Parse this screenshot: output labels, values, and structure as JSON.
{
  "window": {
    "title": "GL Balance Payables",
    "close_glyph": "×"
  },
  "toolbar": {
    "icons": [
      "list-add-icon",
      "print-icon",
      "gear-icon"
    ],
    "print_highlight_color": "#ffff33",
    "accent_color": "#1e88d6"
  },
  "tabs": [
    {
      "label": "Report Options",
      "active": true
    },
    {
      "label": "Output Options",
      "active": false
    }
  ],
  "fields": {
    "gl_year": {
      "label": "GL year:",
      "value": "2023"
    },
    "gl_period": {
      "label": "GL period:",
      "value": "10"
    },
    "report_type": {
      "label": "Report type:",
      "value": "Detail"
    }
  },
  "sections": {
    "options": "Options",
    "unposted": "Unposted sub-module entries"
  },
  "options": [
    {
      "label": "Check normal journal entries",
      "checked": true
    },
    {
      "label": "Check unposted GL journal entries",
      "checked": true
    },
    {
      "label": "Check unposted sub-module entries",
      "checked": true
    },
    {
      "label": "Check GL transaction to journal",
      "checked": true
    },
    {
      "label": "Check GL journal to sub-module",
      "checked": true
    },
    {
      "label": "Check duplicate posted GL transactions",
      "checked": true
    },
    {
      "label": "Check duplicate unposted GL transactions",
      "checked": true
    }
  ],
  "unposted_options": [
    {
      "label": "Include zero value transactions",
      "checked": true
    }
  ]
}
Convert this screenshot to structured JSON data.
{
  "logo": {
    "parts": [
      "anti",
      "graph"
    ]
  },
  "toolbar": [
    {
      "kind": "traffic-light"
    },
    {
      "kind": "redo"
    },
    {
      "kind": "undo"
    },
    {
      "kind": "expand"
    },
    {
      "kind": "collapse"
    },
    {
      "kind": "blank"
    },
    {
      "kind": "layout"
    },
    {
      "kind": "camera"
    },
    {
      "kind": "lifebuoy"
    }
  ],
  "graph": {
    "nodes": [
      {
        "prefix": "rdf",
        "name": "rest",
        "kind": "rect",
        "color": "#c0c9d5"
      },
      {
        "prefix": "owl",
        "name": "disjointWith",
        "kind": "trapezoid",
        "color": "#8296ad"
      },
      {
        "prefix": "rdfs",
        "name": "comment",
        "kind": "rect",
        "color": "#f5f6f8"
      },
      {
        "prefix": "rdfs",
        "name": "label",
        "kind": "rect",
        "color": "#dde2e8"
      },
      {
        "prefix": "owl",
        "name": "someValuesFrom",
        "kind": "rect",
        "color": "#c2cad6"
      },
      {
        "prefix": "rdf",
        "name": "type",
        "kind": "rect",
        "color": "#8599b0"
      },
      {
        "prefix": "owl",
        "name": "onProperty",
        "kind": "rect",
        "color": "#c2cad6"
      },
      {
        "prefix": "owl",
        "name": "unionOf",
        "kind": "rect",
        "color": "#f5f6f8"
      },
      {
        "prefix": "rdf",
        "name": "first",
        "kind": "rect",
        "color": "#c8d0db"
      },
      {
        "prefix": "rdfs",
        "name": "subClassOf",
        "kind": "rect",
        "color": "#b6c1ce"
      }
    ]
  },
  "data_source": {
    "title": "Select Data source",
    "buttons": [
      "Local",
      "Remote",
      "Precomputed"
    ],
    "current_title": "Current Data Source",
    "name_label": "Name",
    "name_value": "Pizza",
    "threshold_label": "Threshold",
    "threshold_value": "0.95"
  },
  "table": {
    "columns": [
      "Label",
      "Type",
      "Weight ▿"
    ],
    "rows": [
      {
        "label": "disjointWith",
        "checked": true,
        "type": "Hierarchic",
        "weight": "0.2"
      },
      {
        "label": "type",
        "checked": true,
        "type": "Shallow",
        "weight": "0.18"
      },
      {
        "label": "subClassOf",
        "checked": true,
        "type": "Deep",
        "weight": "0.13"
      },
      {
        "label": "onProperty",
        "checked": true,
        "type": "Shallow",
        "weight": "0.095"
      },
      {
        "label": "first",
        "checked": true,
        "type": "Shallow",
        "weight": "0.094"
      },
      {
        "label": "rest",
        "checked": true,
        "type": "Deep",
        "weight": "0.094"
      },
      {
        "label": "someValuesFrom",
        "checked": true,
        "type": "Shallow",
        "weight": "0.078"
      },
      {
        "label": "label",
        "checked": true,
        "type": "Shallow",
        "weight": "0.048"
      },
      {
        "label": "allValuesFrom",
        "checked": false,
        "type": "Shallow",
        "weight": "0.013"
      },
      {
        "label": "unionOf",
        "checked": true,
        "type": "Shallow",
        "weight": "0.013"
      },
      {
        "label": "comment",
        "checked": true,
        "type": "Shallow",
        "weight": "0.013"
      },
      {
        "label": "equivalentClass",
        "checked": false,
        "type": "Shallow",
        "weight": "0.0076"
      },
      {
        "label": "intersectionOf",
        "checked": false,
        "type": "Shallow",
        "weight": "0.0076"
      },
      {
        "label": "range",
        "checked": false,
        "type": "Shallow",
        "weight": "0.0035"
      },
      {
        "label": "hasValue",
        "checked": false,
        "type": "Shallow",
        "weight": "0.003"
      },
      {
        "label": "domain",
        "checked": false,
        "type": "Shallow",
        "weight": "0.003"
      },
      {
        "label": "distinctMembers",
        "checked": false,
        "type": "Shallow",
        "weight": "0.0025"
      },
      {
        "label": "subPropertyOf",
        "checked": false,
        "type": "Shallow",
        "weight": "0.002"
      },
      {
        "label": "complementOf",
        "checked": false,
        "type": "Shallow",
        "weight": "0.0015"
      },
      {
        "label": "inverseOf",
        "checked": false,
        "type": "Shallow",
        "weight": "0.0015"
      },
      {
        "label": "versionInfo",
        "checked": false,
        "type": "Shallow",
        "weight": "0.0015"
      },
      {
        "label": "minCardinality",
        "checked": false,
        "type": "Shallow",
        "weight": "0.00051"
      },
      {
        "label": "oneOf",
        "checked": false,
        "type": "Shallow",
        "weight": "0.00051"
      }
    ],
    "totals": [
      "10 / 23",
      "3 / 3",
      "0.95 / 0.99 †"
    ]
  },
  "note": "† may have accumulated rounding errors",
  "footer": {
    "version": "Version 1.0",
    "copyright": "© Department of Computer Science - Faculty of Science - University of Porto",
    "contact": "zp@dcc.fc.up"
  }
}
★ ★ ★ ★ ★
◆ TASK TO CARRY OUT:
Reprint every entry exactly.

◆ OUTPUT BELOW:
Parse this screenshot: output labels, values, and structure as JSON.
{
  "window": {
    "title": "GL Balance Payables",
    "close_glyph": "×"
  },
  "toolbar": {
    "icons": [
      "list-add-icon",
      "print-icon",
      "gear-icon"
    ],
    "print_highlight_color": "#ffff33",
    "accent_color": "#1e88d6"
  },
  "tabs": [
    {
      "label": "Report Options",
      "active": true
    },
    {
      "label": "Output Options",
      "active": false
    }
  ],
  "fields": {
    "gl_year": {
      "label": "GL year:",
      "value": "2023"
    },
    "gl_period": {
      "label": "GL period:",
      "value": "10"
    },
    "report_type": {
      "label": "Report type:",
      "value": "Detail"
    }
  },
  "sections": {
    "options": "Options",
    "unposted": "Unposted sub-module entries"
  },
  "options": [
    {
      "label": "Check normal journal entries",
      "checked": true
    },
    {
      "label": "Check unposted GL journal entries",
      "checked": true
    },
    {
      "label": "Check unposted sub-module entries",
      "checked": true
    },
    {
      "label": "Check GL transaction to journal",
      "checked": true
    },
    {
      "label": "Check GL journal to sub-module",
      "checked": true
    },
    {
      "label": "Check duplicate posted GL transactions",
      "checked": true
    },
    {
      "label": "Check duplicate unposted GL transactions",
      "checked": true
    }
  ],
  "unposted_options": [
    {
      "label": "Include zero value transactions",
      "checked": true
    }
  ]
}
Convert this screenshot to structured JSON data.
{
  "logo": {
    "parts": [
      "anti",
      "graph"
    ]
  },
  "toolbar": [
    {
      "kind": "traffic-light"
    },
    {
      "kind": "redo"
    },
    {
      "kind": "undo"
    },
    {
      "kind": "expand"
    },
    {
      "kind": "collapse"
    },
    {
      "kind": "blank"
    },
    {
      "kind": "layout"
    },
    {
      "kind": "camera"
    },
    {
      "kind": "lifebuoy"
    }
  ],
  "graph": {
    "nodes": [
      {
        "prefix": "rdf",
        "name": "rest",
        "kind": "rect",
        "color": "#c0c9d5"
      },
      {
        "prefix": "owl",
        "name": "disjointWith",
        "kind": "trapezoid",
        "color": "#8296ad"
      },
      {
        "prefix": "rdfs",
        "name": "comment",
        "kind": "rect",
        "color": "#f5f6f8"
      },
      {
        "prefix": "rdfs",
        "name": "label",
        "kind": "rect",
        "color": "#dde2e8"
      },
      {
        "prefix": "owl",
        "name": "someValuesFrom",
        "kind": "rect",
        "color": "#c2cad6"
      },
      {
        "prefix": "rdf",
        "name": "type",
        "kind": "rect",
        "color": "#8599b0"
      },
      {
        "prefix": "owl",
        "name": "onProperty",
        "kind": "rect",
        "color": "#c2cad6"
      },
      {
        "prefix": "owl",
        "name": "unionOf",
        "kind": "rect",
        "color": "#f5f6f8"
      },
      {
        "prefix": "rdf",
        "name": "first",
        "kind": "rect",
        "color": "#c8d0db"
      },
      {
        "prefix": "rdfs",
        "name": "subClassOf",
        "kind": "rect",
        "color": "#b6c1ce"
      }
    ]
  },
  "data_source": {
    "title": "Select Data source",
    "buttons": [
      "Local",
      "Remote",
      "Precomputed"
    ],
    "current_title": "Current Data Source",
    "name_label": "Name",
    "name_value": "Pizza",
    "threshold_label": "Threshold",
    "threshold_value": "0.95"
  },
  "table": {
    "columns": [
      "Label",
      "Type",
      "Weight ▿"
    ],
    "rows": [
      {
        "label": "disjointWith",
        "checked": true,
        "type": "Hierarchic",
        "weight": "0.2"
      },
      {
        "label": "type",
        "checked": true,
        "type": "Shallow",
        "weight": "0.18"
      },
      {
        "label": "subClassOf",
        "checked": true,
        "type": "Deep",
        "weight": "0.13"
      },
      {
        "label": "onProperty",
        "checked": true,
        "type": "Shallow",
        "weight": "0.095"
      },
      {
        "label": "first",
        "checked": true,
        "type": "Shallow",
        "weight": "0.094"
      },
      {
        "label": "rest",
        "checked": true,
        "type": "Deep",
        "weight": "0.094"
      },
      {
        "label": "someValuesFrom",
        "checked": true,
        "type": "Shallow",
        "weight": "0.078"
      },
      {
        "label": "label",
        "checked": true,
        "type": "Shallow",
        "weight": "0.048"
      },
      {
        "label": "allValuesFrom",
        "checked": false,
        "type": "Shallow",
        "weight": "0.013"
      },
      {
        "label": "unionOf",
        "checked": true,
        "type": "Shallow",
        "weight": "0.013"
      },
      {
        "label": "comment",
        "checked": true,
        "type": "Shallow",
        "weight": "0.013"
      },
      {
        "label": "equivalentClass",
        "checked": false,
        "type": "Shallow",
        "weight": "0.0076"
      },
      {
        "label": "intersectionOf",
        "checked": false,
        "type": "Shallow",
        "weight": "0.0076"
      },
      {
        "label": "range",
        "checked": false,
        "type": "Shallow",
        "weight": "0.0035"
      },
      {
        "label": "hasValue",
        "checked": false,
        "type": "Shallow",
        "weight": "0.003"
      },
      {
        "label": "domain",
        "checked": false,
        "type": "Shallow",
        "weight": "0.003"
      },
      {
        "label": "distinctMembers",
        "checked": false,
        "type": "Shallow",
        "weight": "0.0025"
      },
      {
        "label": "subPropertyOf",
        "checked": false,
        "type": "Shallow",
        "weight": "0.002"
      },
      {
        "label": "complementOf",
        "checked": false,
        "type": "Shallow",
        "weight": "0.0015"
      },
      {
        "label": "inverseOf",
        "checked": false,
        "type": "Shallow",
        "weight": "0.0015"
      },
      {
        "label": "versionInfo",
        "checked": false,
        "type": "Shallow",
        "weight": "0.0015"
      },
      {
        "label": "minCardinality",
        "checked": false,
        "type": "Shallow",
        "weight": "0.00051"
      },
      {
        "label": "oneOf",
        "checked": false,
        "type": "Shallow",
        "weight": "0.00051"
      }
    ],
    "totals": [
      "10 / 23",
      "3 / 3",
      "0.95 / 0.99 †"
    ]
  },
  "note": "† may have accumulated rounding errors",
  "footer": {
    "version": "Version 1.0",
    "copyright": "© Department of Computer Science - Faculty of Science - University of Porto",
    "contact": "zp@dcc.fc.up"
  }
}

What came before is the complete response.